Hill and Flom (2006)
Found that two year old children looked significantly longer at gender incosistent activities because this was a novel situation and the situation didnt match gender stereotypes.
Biological Influences Into Gender
- Biological sex is dertemined by a single gene on the y chromosome called the SRY.
- When present and functioning normally it will result in a male if not it will result in a female.
- SRY gene switches on the SOX9 gene which masculinises the testes and the brain through the release of the androgenen testoerone.
- The presence of the SRY gene dertermines biological sex irrespective of 'XY ' chromosome combinations.
- For instance research has show that XY males with non-functioning SRY genes have devolped into females and carry out feminine gender stereotypes.
Quandango et al (1977)
Found that female monkeys exposed prenatally to testerone showed more 'rough and tumble' behaviour, dominance, aggression and chase behaviour than other females.
Evoultionary Explanations of Gender
- Evolutionary explanations of gender argue that men and women have evolved unconcious psychological mechanisns which cause them to behave in different ways to increase chances of conception, birth and survival of their offspring.
- It is adaptve for men to be sexually promiscious as they produce infinite amounts of sperm.
- In constrast women can only concieve limited offspring so tend to be more scrutionous with their choices of potential mates.
Carried out a meta-anylasis over 30 different cultures which demostrate men are more sexually promiscious than females which supports what the evolutionary approach predicts.
Biosocial Approach to Gender Devolpment
- The biosocial approach believes that both biological and social factors interacting with each other determine gender devolpment.
- The approach believes that the biological sex and the label 'boy or girl' is the most important influence in the way adults and other children treat the child.
Smith and Lloyd (1928)
dressed babies in non-specfic gender clothes and labelled them either boy or girl names. They found that adults played with them according to their gender label rather than their temperment.
asked 200 adults to describe emotions when a child was named either David (male) or Dana (female). He found that same behaviour was labelled angry for david but dana's behaviour was labelled as fear.
Explanation of Gender Dysphoria
- Gender Dysphoria is a psychological disorder whereby someone cause confusion between their biological sex, gender identity and gender roles.
- They sometimes experience distress and sometimes extreme anxiety about their own gender and biological sex.
- This can be described as gender identity disorder. Although they are aware of their Gender Identity they feel they are trapped in the wrong body.
Biosocial Explanation of Gender Dysphoria
- The biosocial approach explains gender dysphoria as resulting from a complex interaction of both bioogical and social factors.
- So even though the biological factors such as hormone predispose biological sex, through interactions with certain social and enviromental factors, such as a abstence of father during the phallic stage, people can become confused.
- Genetic Influence- Hare et al (2009) found a significant correlation between gender dysphoria and variations of the androgenen receptor gene.
- Hormonal Influence - Kula et al (2000) concluded that sex hormones during pregnancy influences sexual behaviour in adulthood.
Psychological explanation of Gender Dysphoria
Psychodynamic explantion argues that gender dysphoria is caused by fixation during the phallic stage of psychoseual devolpment in which males fale to resolve the oedipus conflict and the male electra conflict.

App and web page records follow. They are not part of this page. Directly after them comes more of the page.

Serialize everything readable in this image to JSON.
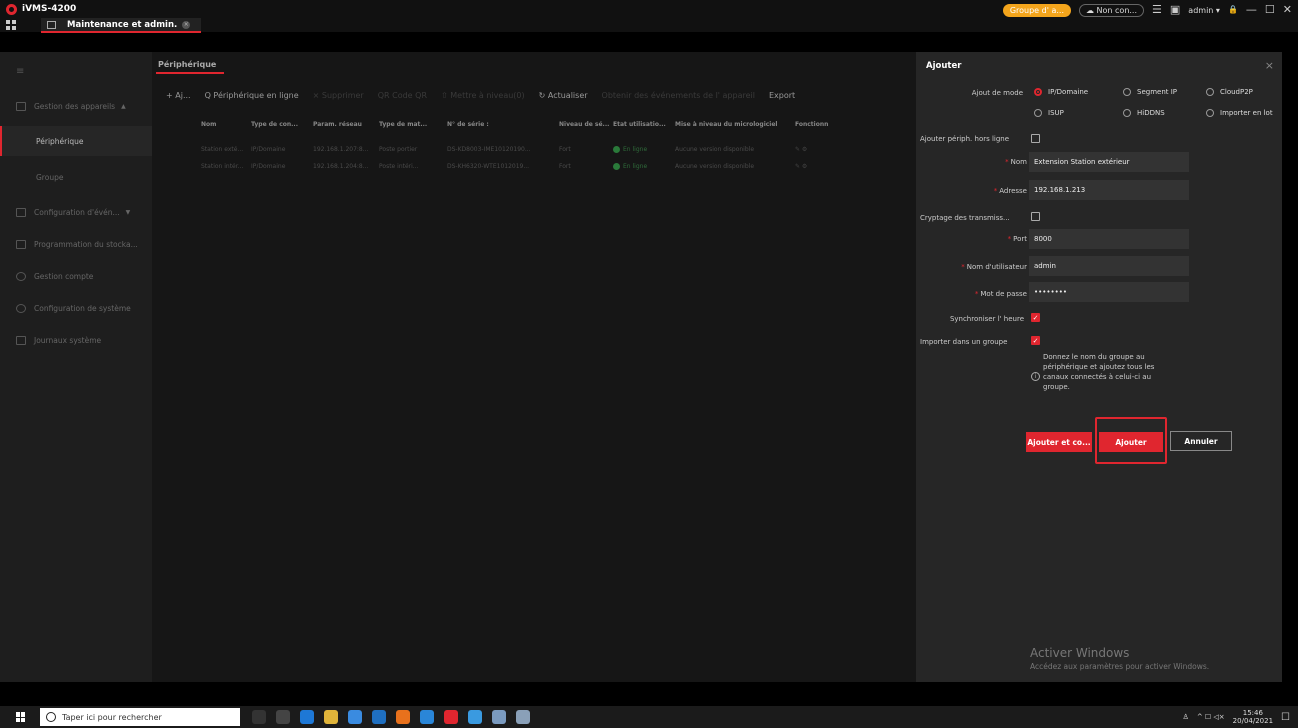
{
  "app": {
    "title": "iVMS-4200"
  },
  "titlebar": {
    "group_badge": "Groupe d' a...",
    "cloud_status": "Non con...",
    "user": "admin",
    "user_chevron": "▾",
    "list_icon": "☰",
    "image_icon": "▣",
    "lock_icon": "🔒",
    "minimize_icon": "—",
    "restore_icon": "☐",
    "close_icon": "✕"
  },
  "tab": {
    "label": "Maintenance et admin.",
    "close": "×"
  },
  "sidebar": {
    "menu_icon": "≡",
    "items": [
      {
        "label": "Gestion des appareils",
        "chevron": "▲"
      },
      {
        "label": "Configuration d'évén...",
        "chevron": "▼"
      },
      {
        "label": "Programmation du stocka..."
      },
      {
        "label": "Gestion compte"
      },
      {
        "label": "Configuration de système"
      },
      {
        "label": "Journaux système"
      }
    ],
    "subitems": [
      {
        "label": "Périphérique"
      },
      {
        "label": "Groupe"
      }
    ]
  },
  "main": {
    "title": "Périphérique",
    "toolbar": {
      "add": "+ Aj...",
      "online": "Q Périphérique en ligne",
      "delete": "× Supprimer",
      "qr": "QR Code QR",
      "upgrade": "⇧ Mettre à niveau(0)",
      "refresh": "↻ Actualiser",
      "events": "Obtenir des événements de l' appareil",
      "export": "Export"
    },
    "table": {
      "headers": [
        "Nom",
        "Type de con...",
        "Param. réseau",
        "Type de mat...",
        "N° de série :",
        "Niveau de sé...",
        "Etat utilisatio...",
        "Mise à niveau du micrologiciel",
        "Fonctionn"
      ],
      "rows": [
        [
          "Station exté...",
          "IP/Domaine",
          "192.168.1.207:8...",
          "Poste portier",
          "DS-KD8003-IME10120190...",
          "Fort",
          "En ligne",
          "Aucune version disponible"
        ],
        [
          "Station intér...",
          "IP/Domaine",
          "192.168.1.204:8...",
          "Poste intéri...",
          "DS-KH6320-WTE1012019...",
          "Fort",
          "En ligne",
          "Aucune version disponible"
        ]
      ]
    }
  },
  "panel": {
    "title": "Ajouter",
    "close": "×",
    "mode_label": "Ajout de mode",
    "modes": [
      "IP/Domaine",
      "Segment IP",
      "CloudP2P",
      "ISUP",
      "HiDDNS",
      "Importer en lot"
    ],
    "offline_label": "Ajouter périph. hors ligne",
    "name_label": "Nom",
    "name_value": "Extension Station extérieur",
    "address_label": "Adresse",
    "address_value": "192.168.1.213",
    "encrypt_label": "Cryptage des transmiss...",
    "port_label": "Port",
    "port_value": "8000",
    "user_label": "Nom d'utilisateur",
    "user_value": "admin",
    "password_label": "Mot de passe",
    "password_value": "••••••••",
    "sync_label": "Synchroniser l'  heure",
    "import_label": "Importer dans un groupe",
    "hint": "Donnez le nom du groupe au périphérique et ajoutez tous les canaux connectés à celui-ci au groupe.",
    "btn_add_continue": "Ajouter et co...",
    "btn_add": "Ajouter",
    "btn_cancel": "Annuler",
    "activate_title": "Activer Windows",
    "activate_sub": "Accédez aux paramètres pour activer Windows."
  },
  "taskbar": {
    "search_placeholder": "Taper ici pour rechercher",
    "time": "15:46",
    "date": "20/04/2021",
    "tray_text": "^ ☐ ◁×"
  },
  "colors": {
    "accent": "#e0262f",
    "badge": "#f4a51c",
    "panel": "#262626"
  }
}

Stoller (1974) found that boys who want to be boys, they have an over-close relationship ther mothers. For girls who want to be boys their mother is usually depressed. If these occur during the phallic stage this causes fixation which leads to gender dysphoria.
Behavioural Explanation suggests that gender dysphoria is caused maladaptive learning experiences. This can be through operant conditioning and through observed learning. Reker (1995) found that boys with gender dysphoria lacked a male role models